#### WHAT IS NEEDED
The entries below should be set down again exactly, with every picture left out.

----- SUPPLIED MATERIAL -----

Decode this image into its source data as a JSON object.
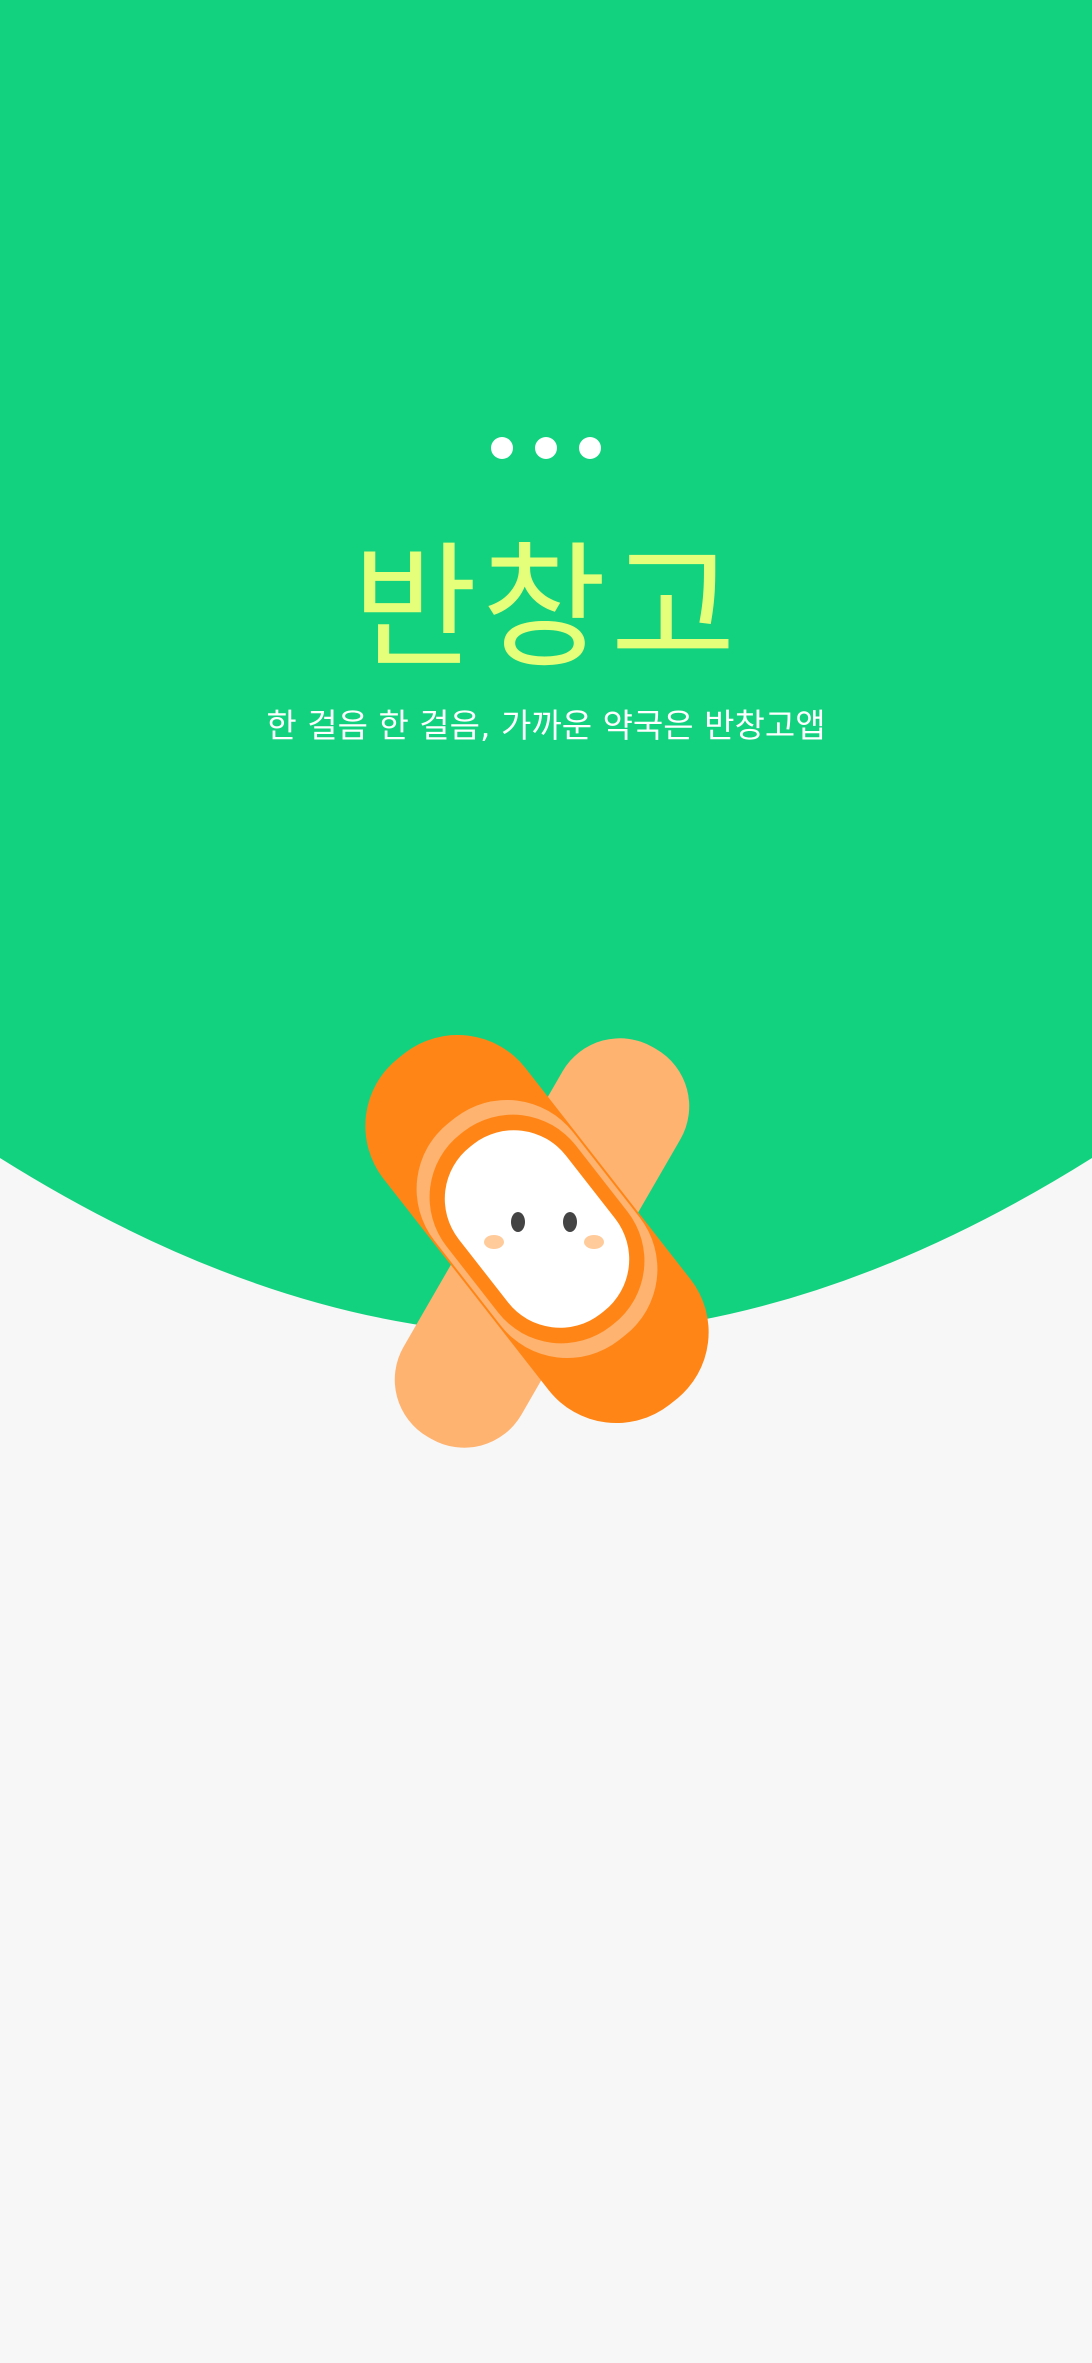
{
  "splash": {
    "title": "반창고",
    "tagline": "한 걸음 한 걸음, 가까운 약국은 반창고앱",
    "loading_indicator": "three-dots",
    "mascot": "bandage-mascot-icon"
  },
  "colors": {
    "primary_green": "#12D27F",
    "title_yellow": "#E5FF7A",
    "background": "#F7F7F7",
    "bandage_dark_orange": "#FF8616",
    "bandage_light_orange": "#FFB370",
    "bandage_pad": "#FFFFFF"
  }
}
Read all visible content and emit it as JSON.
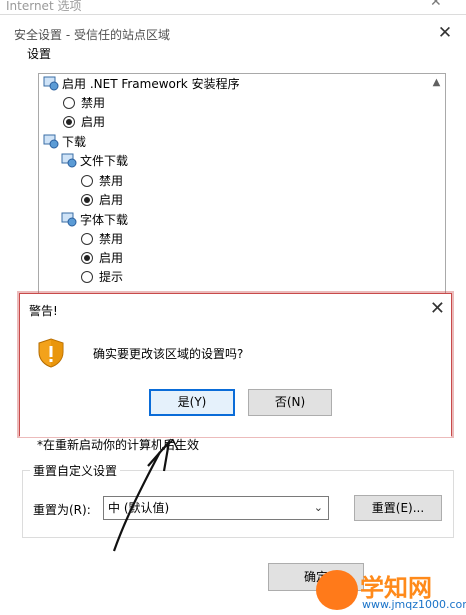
{
  "background_window": {
    "title": "Internet 选项",
    "close_glyph": "✕"
  },
  "dialog": {
    "title": "安全设置 - 受信任的站点区域",
    "close_glyph": "✕",
    "settings_label": "设置",
    "tree": [
      {
        "kind": "node",
        "label": "启用 .NET Framework 安装程序"
      },
      {
        "kind": "radio",
        "label": "禁用",
        "checked": false
      },
      {
        "kind": "radio",
        "label": "启用",
        "checked": true
      },
      {
        "kind": "node",
        "label": "下载"
      },
      {
        "kind": "node",
        "label": "文件下载"
      },
      {
        "kind": "radio",
        "label": "禁用",
        "checked": false
      },
      {
        "kind": "radio",
        "label": "启用",
        "checked": true
      },
      {
        "kind": "node",
        "label": "字体下载"
      },
      {
        "kind": "radio",
        "label": "禁用",
        "checked": false
      },
      {
        "kind": "radio",
        "label": "启用",
        "checked": true
      },
      {
        "kind": "radio",
        "label": "提示",
        "checked": false
      }
    ],
    "note": "*在重新启动你的计算机后生效",
    "reset_group": {
      "title": "重置自定义设置",
      "label": "重置为(R):",
      "selected": "中 (默认值)",
      "reset_button": "重置(E)..."
    },
    "ok_button": "确定"
  },
  "alert": {
    "title": "警告!",
    "close_glyph": "✕",
    "message": "确实要更改该区域的设置吗?",
    "yes_button": "是(Y)",
    "no_button": "否(N)"
  },
  "watermark": {
    "text": "学知网",
    "url": "www.jmqz1000.com"
  },
  "colors": {
    "alert_border": "#c84a4a",
    "default_button_border": "#0a6cd8",
    "watermark_orange": "#ff8a1a"
  }
}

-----

#### ANSWER SECTION
Decode this image into its source data as a JSON object.
{
  "splash": {
    "title": "반창고",
    "tagline": "한 걸음 한 걸음, 가까운 약국은 반창고앱",
    "loading_indicator": "three-dots",
    "mascot": "bandage-mascot-icon"
  },
  "colors": {
    "primary_green": "#12D27F",
    "title_yellow": "#E5FF7A",
    "background": "#F7F7F7",
    "bandage_dark_orange": "#FF8616",
    "bandage_light_orange": "#FFB370",
    "bandage_pad": "#FFFFFF"
  }
}
Read all visible content and emit it as JSON.
{
  "background_window": {
    "title": "Internet 选项",
    "close_glyph": "✕"
  },
  "dialog": {
    "title": "安全设置 - 受信任的站点区域",
    "close_glyph": "✕",
    "settings_label": "设置",
    "tree": [
      {
        "kind": "node",
        "label": "启用 .NET Framework 安装程序"
      },
      {
        "kind": "radio",
        "label": "禁用",
        "checked": false
      },
      {
        "kind": "radio",
        "label": "启用",
        "checked": true
      },
      {
        "kind": "node",
        "label": "下载"
      },
      {
        "kind": "node",
        "label": "文件下载"
      },
      {
        "kind": "radio",
        "label": "禁用",
        "checked": false
      },
      {
        "kind": "radio",
        "label": "启用",
        "checked": true
      },
      {
        "kind": "node",
        "label": "字体下载"
      },
      {
        "kind": "radio",
        "label": "禁用",
        "checked": false
      },
      {
        "kind": "radio",
        "label": "启用",
        "checked": true
      },
      {
        "kind": "radio",
        "label": "提示",
        "checked": false
      }
    ],
    "note": "*在重新启动你的计算机后生效",
    "reset_group": {
      "title": "重置自定义设置",
      "label": "重置为(R):",
      "selected": "中 (默认值)",
      "reset_button": "重置(E)..."
    },
    "ok_button": "确定"
  },
  "alert": {
    "title": "警告!",
    "close_glyph": "✕",
    "message": "确实要更改该区域的设置吗?",
    "yes_button": "是(Y)",
    "no_button": "否(N)"
  },
  "watermark": {
    "text": "学知网",
    "url": "www.jmqz1000.com"
  },
  "colors": {
    "alert_border": "#c84a4a",
    "default_button_border": "#0a6cd8",
    "watermark_orange": "#ff8a1a"
  }
}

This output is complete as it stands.